Steve 316
By Steve 316 (May 21, 2012)

A lot of photographers would like to use their iPad as a back-up device while shooting in the field. You'd think iPhoto for iOS would be the obvious software choice. But the lack of robust integration with iPhoto for the Mac, coupled with the really staggering compression in PhotoStream, raises huge questions. The magic of Apple is getting things to fit together easily and seamlessly, and yet here they haven't tried very hard.

I wish this review had a more similar format to Barnaby Britton's excellent Snapseed review--it would have made it easier to compare the two products. Still, this was helpful--thank you.

1 upvote
By Kotjara (May 21, 2012)

what I don't like for iPhoto, so it making the loooooong time Image Library refreshing on start.

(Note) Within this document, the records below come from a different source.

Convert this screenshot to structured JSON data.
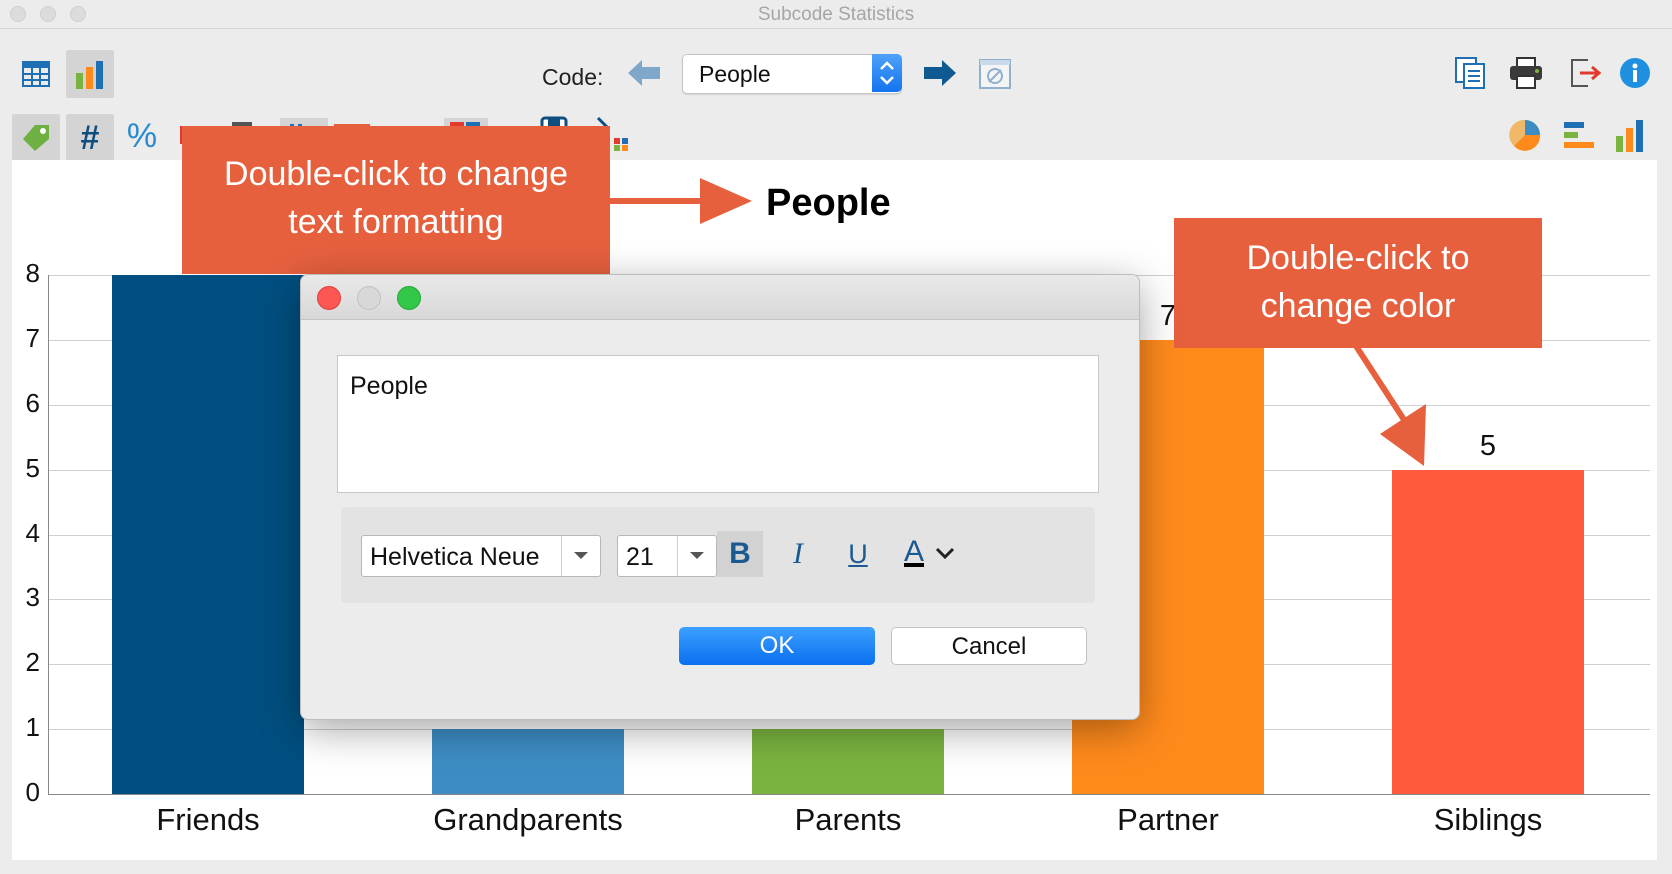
{
  "window": {
    "title": "Subcode Statistics"
  },
  "toolbar": {
    "code_label": "Code:",
    "code_value": "People"
  },
  "chart_data": {
    "type": "bar",
    "title": "People",
    "categories": [
      "Friends",
      "Grandparents",
      "Parents",
      "Partner",
      "Siblings"
    ],
    "values": [
      8,
      1,
      1,
      7,
      5
    ],
    "value_labels": [
      "",
      "",
      "",
      "7",
      "5"
    ],
    "colors": [
      "#004f80",
      "#3d8dc4",
      "#7ab340",
      "#ff8a1c",
      "#ff5a3d"
    ],
    "ylim": [
      0,
      8
    ],
    "yticks": [
      "0",
      "1",
      "2",
      "3",
      "4",
      "5",
      "6",
      "7",
      "8"
    ],
    "grid": true
  },
  "callouts": {
    "text_formatting": [
      "Double-click to change",
      "text formatting"
    ],
    "color": [
      "Double-click to",
      "change color"
    ]
  },
  "dialog": {
    "text_value": "People",
    "font_family": "Helvetica Neue",
    "font_size": "21",
    "bold_label": "B",
    "italic_label": "I",
    "underline_label": "U",
    "color_label": "A",
    "ok_label": "OK",
    "cancel_label": "Cancel"
  }
}
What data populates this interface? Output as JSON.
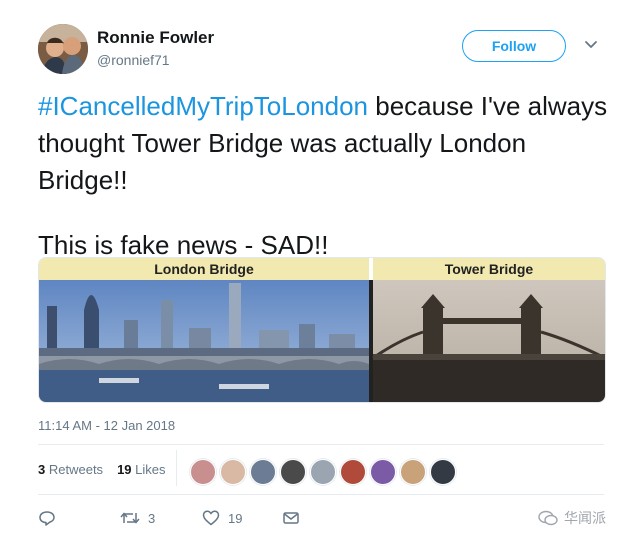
{
  "user": {
    "name": "Ronnie Fowler",
    "handle": "@ronnief71"
  },
  "follow_label": "Follow",
  "tweet": {
    "hashtag": "#ICancelledMyTripToLondon",
    "line1_rest": " because I've always thought Tower Bridge was actually London Bridge!!",
    "line2": "This is fake news - SAD!!"
  },
  "media": {
    "left_label": "London Bridge",
    "right_label": "Tower Bridge"
  },
  "timestamp": "11:14 AM - 12 Jan 2018",
  "stats": {
    "retweets_count": "3",
    "retweets_label": "Retweets",
    "likes_count": "19",
    "likes_label": "Likes"
  },
  "likers": [
    "#c98f8f",
    "#d9b9a3",
    "#6c7c94",
    "#4a4a4a",
    "#9aa5b1",
    "#b04a3a",
    "#7b5aa6",
    "#c9a27a",
    "#333a44"
  ],
  "actions": {
    "reply_icon": "reply-icon",
    "retweet_icon": "retweet-icon",
    "retweet_count": "3",
    "like_icon": "heart-icon",
    "like_count": "19",
    "dm_icon": "envelope-icon"
  },
  "watermark_text": "华闻派",
  "colors": {
    "accent": "#1da1f2",
    "hashtag": "#1b95e0",
    "muted": "#657786"
  }
}
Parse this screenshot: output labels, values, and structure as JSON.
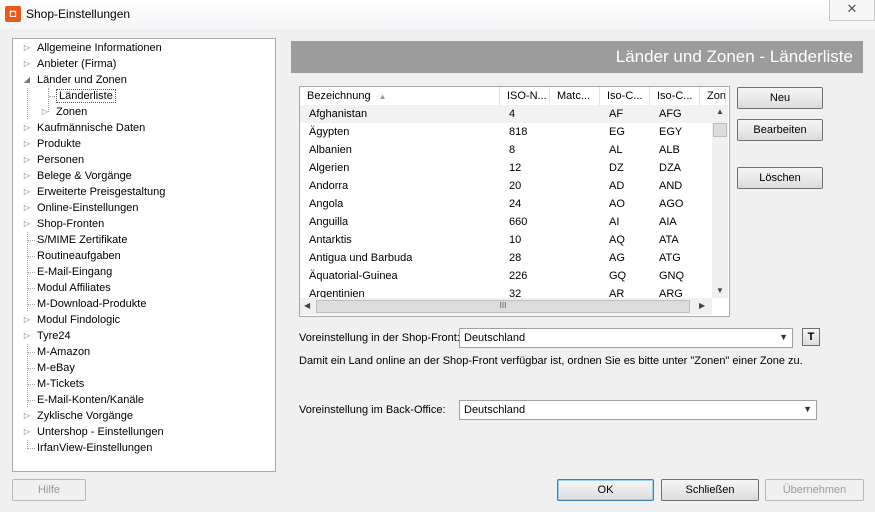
{
  "window": {
    "title": "Shop-Einstellungen",
    "close_glyph": "✕"
  },
  "tree": {
    "items": [
      {
        "label": "Allgemeine Informationen",
        "level": 0,
        "expander": "collapsed"
      },
      {
        "label": "Anbieter (Firma)",
        "level": 0,
        "expander": "collapsed"
      },
      {
        "label": "Länder und Zonen",
        "level": 0,
        "expander": "expanded"
      },
      {
        "label": "Länderliste",
        "level": 1,
        "expander": "none",
        "selected": true
      },
      {
        "label": "Zonen",
        "level": 1,
        "expander": "collapsed"
      },
      {
        "label": "Kaufmännische Daten",
        "level": 0,
        "expander": "collapsed"
      },
      {
        "label": "Produkte",
        "level": 0,
        "expander": "collapsed"
      },
      {
        "label": "Personen",
        "level": 0,
        "expander": "collapsed"
      },
      {
        "label": "Belege & Vorgänge",
        "level": 0,
        "expander": "collapsed"
      },
      {
        "label": "Erweiterte Preisgestaltung",
        "level": 0,
        "expander": "collapsed"
      },
      {
        "label": "Online-Einstellungen",
        "level": 0,
        "expander": "collapsed"
      },
      {
        "label": "Shop-Fronten",
        "level": 0,
        "expander": "collapsed"
      },
      {
        "label": "S/MIME Zertifikate",
        "level": 0,
        "expander": "none"
      },
      {
        "label": "Routineaufgaben",
        "level": 0,
        "expander": "none"
      },
      {
        "label": "E-Mail-Eingang",
        "level": 0,
        "expander": "none"
      },
      {
        "label": "Modul Affiliates",
        "level": 0,
        "expander": "none"
      },
      {
        "label": "M-Download-Produkte",
        "level": 0,
        "expander": "none"
      },
      {
        "label": "Modul Findologic",
        "level": 0,
        "expander": "collapsed"
      },
      {
        "label": "Tyre24",
        "level": 0,
        "expander": "collapsed"
      },
      {
        "label": "M-Amazon",
        "level": 0,
        "expander": "none"
      },
      {
        "label": "M-eBay",
        "level": 0,
        "expander": "none"
      },
      {
        "label": "M-Tickets",
        "level": 0,
        "expander": "none"
      },
      {
        "label": "E-Mail-Konten/Kanäle",
        "level": 0,
        "expander": "none"
      },
      {
        "label": "Zyklische Vorgänge",
        "level": 0,
        "expander": "collapsed"
      },
      {
        "label": "Untershop - Einstellungen",
        "level": 0,
        "expander": "collapsed"
      },
      {
        "label": "IrfanView-Einstellungen",
        "level": 0,
        "expander": "none"
      }
    ]
  },
  "header": {
    "title": "Länder und Zonen - Länderliste"
  },
  "grid": {
    "columns": [
      "Bezeichnung",
      "ISO-N...",
      "Matc...",
      "Iso-C...",
      "Iso-C...",
      "Zon"
    ],
    "sort_glyph": "▲",
    "rows": [
      [
        "Afghanistan",
        "4",
        "",
        "AF",
        "AFG",
        ""
      ],
      [
        "Ägypten",
        "818",
        "",
        "EG",
        "EGY",
        ""
      ],
      [
        "Albanien",
        "8",
        "",
        "AL",
        "ALB",
        ""
      ],
      [
        "Algerien",
        "12",
        "",
        "DZ",
        "DZA",
        ""
      ],
      [
        "Andorra",
        "20",
        "",
        "AD",
        "AND",
        ""
      ],
      [
        "Angola",
        "24",
        "",
        "AO",
        "AGO",
        ""
      ],
      [
        "Anguilla",
        "660",
        "",
        "AI",
        "AIA",
        ""
      ],
      [
        "Antarktis",
        "10",
        "",
        "AQ",
        "ATA",
        ""
      ],
      [
        "Antigua und Barbuda",
        "28",
        "",
        "AG",
        "ATG",
        ""
      ],
      [
        "Äquatorial-Guinea",
        "226",
        "",
        "GQ",
        "GNQ",
        ""
      ],
      [
        "Argentinien",
        "32",
        "",
        "AR",
        "ARG",
        ""
      ]
    ],
    "hscroll_grip": "III"
  },
  "buttons": {
    "new": "Neu",
    "edit": "Bearbeiten",
    "delete": "Löschen",
    "help": "Hilfe",
    "ok": "OK",
    "close": "Schließen",
    "apply": "Übernehmen"
  },
  "shopfront": {
    "label": "Voreinstellung in der Shop-Front:",
    "value": "Deutschland",
    "t_button": "T"
  },
  "info_text": "Damit ein Land online an der Shop-Front verfügbar ist, ordnen Sie es bitte unter \"Zonen\" einer Zone zu.",
  "backoffice": {
    "label": "Voreinstellung im Back-Office:",
    "value": "Deutschland"
  }
}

Other apps do it in seconds, but iPhoto could do it for minutes.
I have over 2000 pics in iPhone, I can't wait minutes to edit fresh pic and post it to Internet.

By Alithenake (May 22, 2012)

It happens only if you are running it on iOS older than 5.1 (e.g jailbreaked device and non genuine iPhoto ;) )...

By cambomj (May 22, 2012)

Incorrect - I am running 5.1 and a genuine iPhoto app and it takes forever to load. Cool app though :)

By Daxs (May 21, 2012)

Here we go again!
Photographers most "important" App (Program)!
Let's go!

By adiprcike (Aug 16, 2012)

Love this app. I really do.

Manic Tuesday
By Manic Tuesday (May 21, 2012)

yes i am certain the 'non-professional image makers' will be mad as hell because of that 19MP limit. it essentially renders the whole app useless.

dark goob
By dark goob (May 24, 2012)

You should have realized it was useless when you saw the name was "iPhoto" LOL

By hooly (May 21, 2012)

Thanks, that was very informative. Can you clarify if the RAW files are downgraded in size when re-importing from the ipad to a computer; or does that only happen to the jpeg version being viewed/edited?

Comment edited 17 seconds after posting
By Najinsky (May 21, 2012)

You load raw from the camera connection kit to the iPad. When you connect the iPad to the computer, those same raws can be copied to the computer fully intact with no loss whatsoever.

If you edit the image, the edit runs against an embedded JPEG that iPhoto reads from the RAW header (it doesn't process the actual raw data, although there are other Apps that do).

That edited image can be transferred as a JPEG in addition to the original RAW. Also, if the file is bound for a Mac and is imported into iPhoto or Aperture, the basic edits of Crop and Auto enhance are also transfer as non-destructive edits and automatically attached to the raw.

By epo001 (May 21, 2012)

And cue moaning by the fandroids about bias in favour of Apple ...

1 upvote
Total comments: 26